Climate change is happening. We decided to launch a “Green and Clean” interview series to ask our alumni working in environmental careers how their companies and their work can lead us toward a greener future.


AFAM: Hello Julien. You are a R&D engineer at a French startup named Airthium. Please tell us more about your company and your job.


Julien: Hello and thank you for your interest. Heat pumps are a great technology for affordable and low carbon heat production, but existing solutions are limited to 200°C (400F). Airthium is developing a ultra-high temperature heat pump that will reach 550°C (1000F). This improvement will enable us to decarbonize new industrial processes, such as drying or steam generation, for various industries, such as paper, cement, chemicals, glass, mining, food and some heat networks.

My job at Airthium is to build a working prototype of a modified Stirling engine, capable of pumping heat at these temperatures. Another goal is to master a new process named Fast Near-Isothermal Compression. This would enable record-high efficiencies, and thus more energy savings.


AFAM: how did you break into this industry? Was it just a coincidence or a logical path in your career?


Julien: During my studies at Arts et Métiers, I led a team of 15 students that worked on a home hydrogen refueling station for cars. I started a company to study its commercial potential, but found that despite a record low price for a hydrogen station, it was not competitive enough against batteries.

When I was looking for an internship at the end of my degree, I had the opportunity to talk with Airthium executives about hydrogen compressors, which were a key technology in their previous research as well. By the end of the meeting, I had an internship at Airthium

AFAM: what do you enjoy the most about your job?

Julien: While trying to fight climate change at a large scale is of course satisfying, I especially enjoy following a technical project through all steps, from conception and manufacturing to assembly and testing.

AFAM: what is the most challenging thing about your work?

Julien: An experienced welder who worked on a part I designed at Airthium, told me that it was his most stressful job since he welded parts in the space industry. The reason for such difficulty is that I have to monitor many additional physical parameters during the R&D phase. There are also many constraints on the sensors we can use, such as operating temperature and pressure, with limited available space.

AFAM: How did Arts et Métiers prepare you for your current work? How does being a Gadz’Arts help you in your everyday tasks at work?

Julien: Doing R&D on a Multiphysics systems requires a deep understanding of various scientific fields, while mastering a wide set of skills. Arts et Métiers gave me both, plus the capacity to fill in any gaps by looking into literature. The Entrepreneurship and Technological Innovation course also gave me a taste of the fast-changing startup world.

While my two years of classes préparatoires gave me a solid scientific background, I would not have been able to manufacture a first prototype without the classes and projects I had at Arts et Métiers.

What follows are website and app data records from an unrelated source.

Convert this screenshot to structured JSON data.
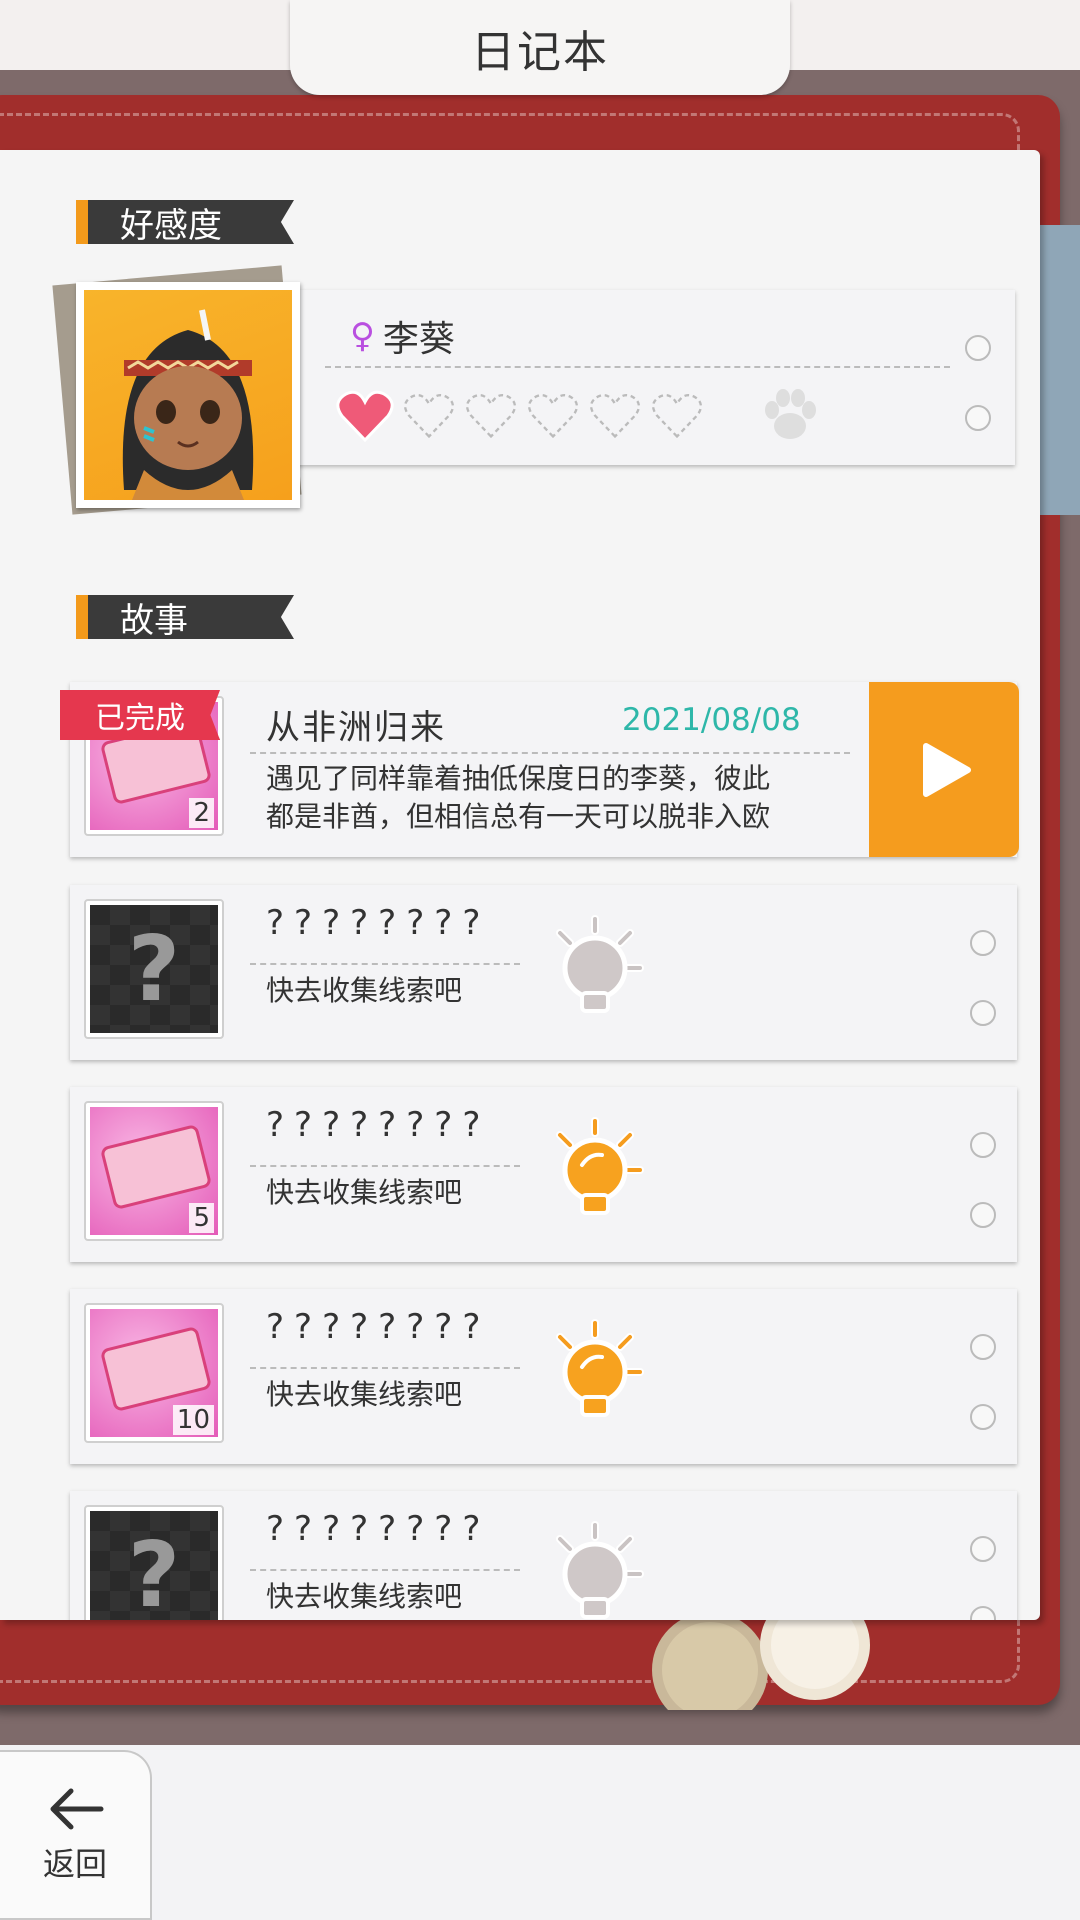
{
  "header": {
    "title": "日记本"
  },
  "affection": {
    "section_label": "好感度",
    "character_name": "李葵",
    "hearts_filled": 1,
    "hearts_total": 6
  },
  "story": {
    "section_label": "故事",
    "completed_label": "已完成",
    "items": [
      {
        "title": "从非洲归来",
        "date": "2021/08/08",
        "description_line1": "遇见了同样靠着抽低保度日的李葵，彼此",
        "description_line2": "都是非酋，但相信总有一天可以脱非入欧",
        "count": "2",
        "completed": true
      },
      {
        "title": "????????",
        "hint": "快去收集线索吧",
        "locked": true,
        "bulb": "gray"
      },
      {
        "title": "????????",
        "hint": "快去收集线索吧",
        "count": "5",
        "bulb": "orange"
      },
      {
        "title": "????????",
        "hint": "快去收集线索吧",
        "count": "10",
        "bulb": "orange"
      },
      {
        "title": "????????",
        "hint": "快去收集线索吧",
        "locked": true,
        "bulb": "gray"
      }
    ]
  },
  "footer": {
    "back_label": "返回"
  },
  "colors": {
    "accent_orange": "#f59c1e",
    "date_teal": "#2eb7a9",
    "ribbon_red": "#e5374e",
    "cover_red": "#a12e2c"
  }
}
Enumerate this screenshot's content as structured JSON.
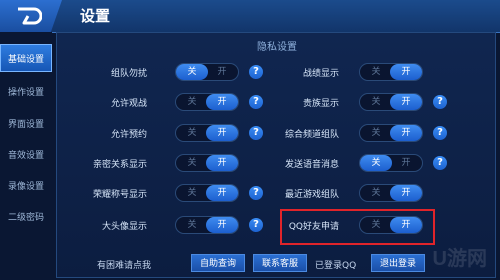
{
  "header": {
    "title": "设置"
  },
  "sidebar": {
    "items": [
      {
        "label": "基础设置",
        "active": true
      },
      {
        "label": "操作设置",
        "active": false
      },
      {
        "label": "界面设置",
        "active": false
      },
      {
        "label": "音效设置",
        "active": false
      },
      {
        "label": "录像设置",
        "active": false
      },
      {
        "label": "二级密码",
        "active": false
      }
    ]
  },
  "privacy": {
    "section_title": "隐私设置",
    "off_label": "关",
    "on_label": "开",
    "help_label": "?",
    "left": [
      {
        "label": "组队勿扰",
        "value": "off",
        "help": true
      },
      {
        "label": "允许观战",
        "value": "on",
        "help": true
      },
      {
        "label": "允许预约",
        "value": "on",
        "help": true
      },
      {
        "label": "亲密关系显示",
        "value": "on",
        "help": false
      },
      {
        "label": "荣耀称号显示",
        "value": "on",
        "help": true
      },
      {
        "label": "大头像显示",
        "value": "on",
        "help": true
      }
    ],
    "right": [
      {
        "label": "战绩显示",
        "value": "on",
        "help": false
      },
      {
        "label": "贵族显示",
        "value": "on",
        "help": true
      },
      {
        "label": "综合频道组队",
        "value": "on",
        "help": true
      },
      {
        "label": "发送语音消息",
        "value": "off",
        "help": true
      },
      {
        "label": "最近游戏组队",
        "value": "on",
        "help": false
      },
      {
        "label": "QQ好友申请",
        "value": "on",
        "help": false
      }
    ]
  },
  "footer": {
    "question_text": "有困难请点我",
    "self_service_button": "自助查询",
    "contact_button": "联系客服",
    "login_status": "已登录QQ",
    "logout_button": "退出登录"
  },
  "watermark": "U游网"
}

Finally, being a Gadz’Arts is helpful for introductions when I need extensive data from a company on their industrial process, which helps Airthium to evaluate its target market, and find potential customers. The Gadz’arts network is wonderful for helping each other and sharing information, and I am grateful to be a part of it.


AFAM: thank you Julien for your time



Photo: Airthium team (courtesy of Julien)

About Airthium


Airthium is a startup company headquartered in the US and operating in France with 12 employees, among which 6 PhDs. We are backed by Y Combinator (prestigious US startup accelerator), Accel'air (Air Liquide's accelerator, where we have our current lab) and personalities like Philippe Kavafyan (CEO Aker Wind) and Jérome Pécresse (CEO GE Renewable Energy).


Our team develops a very high-temperature industrial heat pump (up to 550°C) able to tackle 3% of global CO2 emissions (1 Gt of CO2). There is currently no green solution to economically decarbonize industrial heat production between 200 and 550°C.


We are launching a 2nd crowdfunding round of $5 million to accelerate the development of our technology, notably by moving to an industrial warehouse in September and supporting the current build of our 1 kW prototype.


Climate is changing fast, but there is still a chance to act !

You can invest in Airthium at and help us decarbonize our planet.


If you wish to know more, do not hesitate to make an appointment with us via our calendar